It’s 3:30 in the morning and, once again, I find myself in the epic throws of compromise: my breasts are engorged and my nipples have the flow capacity (and deep cracks) of a defective dam, but my newborn is voraciously hungry and has early signs of reflux. I am the walking dead, hopped up on post-labor painkillers and no sleep, but I am the only one who can feed my baby since he patently refuses the bottle.
This is familiar territory. The last time I was in this position, I was surrounded by abundant assistance. My husband and mom tended to me with the type of care usually reserved to the diffusing of an EOD; I worked with lactation consultants and hospital nurses; I read countless books, attended lectures, and prepared myself in every way I could find; and yet, throughout it all, felt so many crushing and overwhelming emotions about myself and my new baby.
Yes, I had undergone an unplanned c-section with my last pregnancy and was certainly experiencing “baby blues” for the first time, but ultimately, I was learning, and it was HARD. The world had shifted dramatically, and I was re-identifying my place in that new world, that heretofore oft-researched but not personally experienced world of motherhood. Ultimately, I couldn’t be the me that I had known. I needed to be more. I needed to be “Mom.” Along this journey, I sought community at new moms groups, solicited advice from trusted family members, and even went so far as to pseudo-stalk absolute strangers with children, seeking to observe whatever insights and examples I could find.
It wasn’t until I had my second child that I fully realized that my greatest and most influential mortal guide along my journey to motherhood was YOU, my daughter, my firstborn. It was you who taught me about the efficacy of nursing positions, burping, and soothing. It was you who helped me and your dad work as a team through little-to-no sleep and the challenges of mutual parenthood. It was you who wordlessly (if not soundlessly) encouraged me to examine and explore new facets of my personality and uncharted depths of my capabilities. You taught me to love in the deepest, and many times, most painful and sacrificial way imaginable. As I jokingly said to a friend, “you broke me in.”

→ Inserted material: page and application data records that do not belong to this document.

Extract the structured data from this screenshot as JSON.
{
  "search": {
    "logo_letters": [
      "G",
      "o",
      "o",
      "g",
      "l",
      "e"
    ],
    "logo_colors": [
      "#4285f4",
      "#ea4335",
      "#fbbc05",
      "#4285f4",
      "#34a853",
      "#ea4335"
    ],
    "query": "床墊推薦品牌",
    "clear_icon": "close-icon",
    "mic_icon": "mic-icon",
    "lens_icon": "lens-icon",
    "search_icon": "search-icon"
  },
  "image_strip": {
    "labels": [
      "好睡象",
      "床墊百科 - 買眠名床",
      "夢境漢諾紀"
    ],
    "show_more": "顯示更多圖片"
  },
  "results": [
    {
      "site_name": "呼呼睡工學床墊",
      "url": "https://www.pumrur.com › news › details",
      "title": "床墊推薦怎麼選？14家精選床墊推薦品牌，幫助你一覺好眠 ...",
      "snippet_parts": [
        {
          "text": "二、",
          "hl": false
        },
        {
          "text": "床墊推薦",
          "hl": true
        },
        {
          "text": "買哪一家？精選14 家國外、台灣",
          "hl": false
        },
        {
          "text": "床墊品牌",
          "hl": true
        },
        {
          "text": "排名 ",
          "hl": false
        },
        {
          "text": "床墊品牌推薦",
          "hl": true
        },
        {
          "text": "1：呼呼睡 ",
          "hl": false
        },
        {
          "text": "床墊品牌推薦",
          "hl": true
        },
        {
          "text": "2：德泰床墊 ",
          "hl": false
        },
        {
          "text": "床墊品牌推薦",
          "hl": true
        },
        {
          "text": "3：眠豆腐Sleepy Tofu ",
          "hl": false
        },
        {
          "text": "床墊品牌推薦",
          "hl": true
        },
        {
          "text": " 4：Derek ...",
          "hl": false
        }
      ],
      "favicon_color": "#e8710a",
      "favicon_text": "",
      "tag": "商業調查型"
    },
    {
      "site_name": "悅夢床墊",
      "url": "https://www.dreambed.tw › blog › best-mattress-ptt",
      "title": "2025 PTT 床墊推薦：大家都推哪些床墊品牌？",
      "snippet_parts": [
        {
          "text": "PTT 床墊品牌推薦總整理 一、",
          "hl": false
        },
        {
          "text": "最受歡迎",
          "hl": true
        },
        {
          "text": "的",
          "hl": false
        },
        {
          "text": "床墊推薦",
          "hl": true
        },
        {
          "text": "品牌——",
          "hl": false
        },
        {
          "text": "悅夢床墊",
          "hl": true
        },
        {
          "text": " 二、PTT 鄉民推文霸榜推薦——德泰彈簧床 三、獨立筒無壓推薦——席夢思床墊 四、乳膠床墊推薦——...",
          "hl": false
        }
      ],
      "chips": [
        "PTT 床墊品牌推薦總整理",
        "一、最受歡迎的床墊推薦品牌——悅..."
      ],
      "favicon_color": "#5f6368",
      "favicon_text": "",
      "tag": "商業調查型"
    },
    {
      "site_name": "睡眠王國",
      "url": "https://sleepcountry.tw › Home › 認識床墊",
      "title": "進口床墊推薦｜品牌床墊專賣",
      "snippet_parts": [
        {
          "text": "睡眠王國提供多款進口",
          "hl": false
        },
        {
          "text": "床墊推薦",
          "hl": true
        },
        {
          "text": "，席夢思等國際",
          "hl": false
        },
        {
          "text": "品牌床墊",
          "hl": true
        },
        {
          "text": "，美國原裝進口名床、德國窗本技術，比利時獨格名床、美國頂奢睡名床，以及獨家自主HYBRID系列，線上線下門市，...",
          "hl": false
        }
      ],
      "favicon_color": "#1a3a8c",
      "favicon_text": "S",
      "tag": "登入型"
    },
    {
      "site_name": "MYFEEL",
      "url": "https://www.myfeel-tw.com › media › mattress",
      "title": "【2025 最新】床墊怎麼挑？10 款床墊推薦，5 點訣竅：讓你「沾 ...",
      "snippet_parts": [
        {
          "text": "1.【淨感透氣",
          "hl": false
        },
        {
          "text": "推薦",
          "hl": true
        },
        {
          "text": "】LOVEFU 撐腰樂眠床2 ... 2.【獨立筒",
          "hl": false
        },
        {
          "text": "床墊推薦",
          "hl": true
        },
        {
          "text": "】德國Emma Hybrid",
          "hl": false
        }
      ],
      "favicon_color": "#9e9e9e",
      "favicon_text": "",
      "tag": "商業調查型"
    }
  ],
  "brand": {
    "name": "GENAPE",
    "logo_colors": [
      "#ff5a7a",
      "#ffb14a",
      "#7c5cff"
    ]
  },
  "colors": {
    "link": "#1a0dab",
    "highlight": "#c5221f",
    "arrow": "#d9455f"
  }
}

It took years and a second child to realize that I, indeed, had been broken in. In fact, it wasn’t until I brought my second child home from the hospital that I realized how I no longer chafed and bucked as violently to the challenges of early motherhood. To be sure, I have faced new types of challenges with my second born, he is after all, a uniquely nuanced person in his own right. But, I am already “Mom.” I may adjust and re-evaluate aspects of myself along this new journey, but I’m not as “green” as I was before. Thanks to your tremendous being, my firstborn, I now traverse this world of new parenthood armed with knowledge born of experience, with attempted grace under fire, and with a tested love surpassing my deepest understanding.
It was you, dear oldest child, who I have to thank for breaking me and, even more importantly, for helping to make me whole again. This new me, this “Mom” identity, isn’t perfect: she isn’t confident at all times, and she certainly isn’t always right. But, she is a whole person, a complete person. For all that you broke me in, you ensured that I fit back together the pieces of my body, my spirit, and my soul. Through breastfeeding, you helped me lose the weight I gained during your pregnancy. Through your smile, you eased my feelings of inadequacy in those early months. Through your unquestioning and boundless love, you allowed me to appreciate and respect my abilities as your parent. I am not merely whole again, I am whole in a new and greater sense.
As I sit here in the wee hours of the morning, I am overcome with joy and gratitude to you, my first baby, for guiding me here. Once again, my body may be torn and leaking, my emotions may be gripped by hormones, but this time, I am already facing this journey as Mom. I already answer to the call of tears in the night. I understand, not merely through late night Internet research, but through experience that this is a stage to be enjoyed as well as endured. I know what it’s like to respect the irrational and incomprehensible desires of new life. I am capable; I am whole; and thanks to you, I know that I am enough.
With my love and gratitude,